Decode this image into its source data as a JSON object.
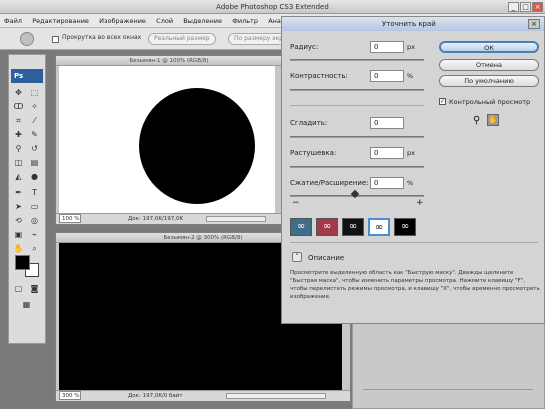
{
  "window": {
    "title": "Adobe Photoshop CS3 Extended"
  },
  "menu": [
    "Файл",
    "Редактирование",
    "Изображение",
    "Слой",
    "Выделение",
    "Фильтр",
    "Анал"
  ],
  "options": {
    "checkbox_label": "Прокрутка во всех окнах",
    "btn_actual": "Реальный размер",
    "btn_fit": "По размеру экрана"
  },
  "toolbox": {
    "logo": "Ps"
  },
  "doc1": {
    "title": "Безымян-1 @ 100% (RGB/8)",
    "zoom": "100 %",
    "status": "Док: 197,0K/197,0K"
  },
  "doc2": {
    "title": "Безымян-2 @ 300% (RGB/8)",
    "zoom": "300 %",
    "status": "Док: 197,0K/0 байт"
  },
  "dialog": {
    "title": "Уточнить край",
    "radius": {
      "label": "Радиус:",
      "value": "0",
      "unit": "px"
    },
    "contrast": {
      "label": "Контрастность:",
      "value": "0",
      "unit": "%"
    },
    "smooth": {
      "label": "Сгладить:",
      "value": "0"
    },
    "feather": {
      "label": "Растушевка:",
      "value": "0",
      "unit": "px"
    },
    "contract": {
      "label": "Сжатие/Расширение:",
      "value": "0",
      "unit": "%",
      "minus": "−",
      "plus": "+"
    },
    "ok": "ОК",
    "cancel": "Отмена",
    "default": "По умолчанию",
    "preview_label": "Контрольный просмотр",
    "description_title": "Описание",
    "description_text": "Просмотрите выделенную область как \"Быструю маску\". Дважды щелкните \"Быстрая маска\", чтобы изменить параметры просмотра. Нажмите клавишу \"F\", чтобы перелистать режимы просмотра, и клавишу \"X\", чтобы временно просмотреть изображение."
  }
}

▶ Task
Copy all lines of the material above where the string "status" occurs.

▶ Answer
    "status": "Док: 197,0K/197,0K"
    "status": "Док: 197,0K/0 байт"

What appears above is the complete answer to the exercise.